“We had a lovely day (Saturday),” Minnesota Police Department Spokesperson Ron Reier said, noting the large amounts of alcohol that were consumed in response to the weather as a partial explanation for the riots.
Police said they took extra precautions this year to ensure the game did not result in a repeat of last year’s events.
Officials added more officers to the streets of the U of M last weekend and planned alcohol-free events such as the celebration at Mariucci Arena, where a number of fans gathered to watch the game on four available screens.
Even with this year’s game taking place in Buffalo, New York, the Minneapolis police force could not deter the dangerous celebration.
Reier said once the game ended, crowds immediately poured into the street.
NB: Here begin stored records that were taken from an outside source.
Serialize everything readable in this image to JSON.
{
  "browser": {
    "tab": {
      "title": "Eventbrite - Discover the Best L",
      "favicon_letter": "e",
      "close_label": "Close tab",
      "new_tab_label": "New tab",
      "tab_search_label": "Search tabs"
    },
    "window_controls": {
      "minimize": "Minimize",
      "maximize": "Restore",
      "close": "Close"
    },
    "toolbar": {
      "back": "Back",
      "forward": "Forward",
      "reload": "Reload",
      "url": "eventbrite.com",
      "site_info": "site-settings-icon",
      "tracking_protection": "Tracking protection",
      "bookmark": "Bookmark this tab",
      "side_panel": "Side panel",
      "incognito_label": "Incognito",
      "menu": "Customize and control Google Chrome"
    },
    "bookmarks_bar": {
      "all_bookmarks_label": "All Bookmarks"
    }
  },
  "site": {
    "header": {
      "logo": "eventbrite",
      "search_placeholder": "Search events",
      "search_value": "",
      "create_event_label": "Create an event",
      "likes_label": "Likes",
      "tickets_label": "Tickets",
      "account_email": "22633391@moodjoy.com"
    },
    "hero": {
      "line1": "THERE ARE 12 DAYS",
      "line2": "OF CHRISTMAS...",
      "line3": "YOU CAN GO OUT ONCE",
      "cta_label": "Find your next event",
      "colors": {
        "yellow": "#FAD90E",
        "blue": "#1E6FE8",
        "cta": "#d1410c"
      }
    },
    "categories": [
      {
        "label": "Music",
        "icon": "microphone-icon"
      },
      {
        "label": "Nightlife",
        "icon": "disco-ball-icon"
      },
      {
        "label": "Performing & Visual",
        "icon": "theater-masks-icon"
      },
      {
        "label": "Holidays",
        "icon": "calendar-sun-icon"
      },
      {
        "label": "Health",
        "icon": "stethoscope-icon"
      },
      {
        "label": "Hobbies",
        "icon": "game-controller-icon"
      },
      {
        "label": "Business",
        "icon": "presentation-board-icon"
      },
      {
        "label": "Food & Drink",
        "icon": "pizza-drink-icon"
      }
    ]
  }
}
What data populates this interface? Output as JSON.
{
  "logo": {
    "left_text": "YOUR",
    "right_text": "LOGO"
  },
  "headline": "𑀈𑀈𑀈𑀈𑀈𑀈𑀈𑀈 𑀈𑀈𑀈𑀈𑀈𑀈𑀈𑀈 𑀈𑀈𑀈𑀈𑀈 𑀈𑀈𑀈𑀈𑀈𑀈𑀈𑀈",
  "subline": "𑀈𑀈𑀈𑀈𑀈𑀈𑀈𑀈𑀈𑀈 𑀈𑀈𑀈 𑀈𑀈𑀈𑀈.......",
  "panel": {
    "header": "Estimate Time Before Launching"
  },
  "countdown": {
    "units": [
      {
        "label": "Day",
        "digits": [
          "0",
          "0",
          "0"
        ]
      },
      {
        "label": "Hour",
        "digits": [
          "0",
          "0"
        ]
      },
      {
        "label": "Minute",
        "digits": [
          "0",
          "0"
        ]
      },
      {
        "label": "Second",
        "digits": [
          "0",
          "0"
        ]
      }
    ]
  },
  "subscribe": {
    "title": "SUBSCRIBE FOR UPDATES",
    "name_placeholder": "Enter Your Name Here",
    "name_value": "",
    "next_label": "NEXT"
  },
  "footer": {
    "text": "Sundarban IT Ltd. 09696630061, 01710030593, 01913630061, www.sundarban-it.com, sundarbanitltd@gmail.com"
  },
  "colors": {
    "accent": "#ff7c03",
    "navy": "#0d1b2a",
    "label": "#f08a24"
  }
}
A crowd of approximately 1,000 gathered at the main intersection in town chanting “Go Gophers” and starting fires.
Reier said celebrations moved on to the burning of bonfires with mattresses, furniture and dumpsters, noting that police responded to more than 60 fires Saturday evening.
Rocks and bottles were thrown at club-carrying police officers when they approached the unruly crowds of people to warn the rioters.
Police used pepper spray to disperse the crowd after numerous warnings were given and no change in behavior was noted.
“It is an extremely dangerous situation when you have people throwing rocks and bottles,” Reier said, noting how fortunate it was that no injuries resulted directly from the disturbance.
Police have arrested approximately 12 people thus far for misdemeanor and felony charges. Reier said he predicts the number of arrests to increase because of videotapes that were taken Saturday evening.
“This was a happy event that turned into a criminal event,” Reier said. “This was the behavior of unreasonable … unresponsible people.”
Reier also congratulated the team and said how sorry he felt for the players who had planned on returning home to a joyous celebration after their win.
One U of M student noted hearing individuals planning for a “riot” of this sort.
“I heard students before the game say, ‘If we win, we’re going to have to riot even more than last year,'” U of M sophomore Eric Lundgren said.
However, Lundgren said he was just confused when it came to the action of his fellow peers.
“The students got out of hand,” Lundgren said. “I don’t know whose idea it was to start cars on fire, but it was a terrible decision. I don’t understand the real cause of the craziness.”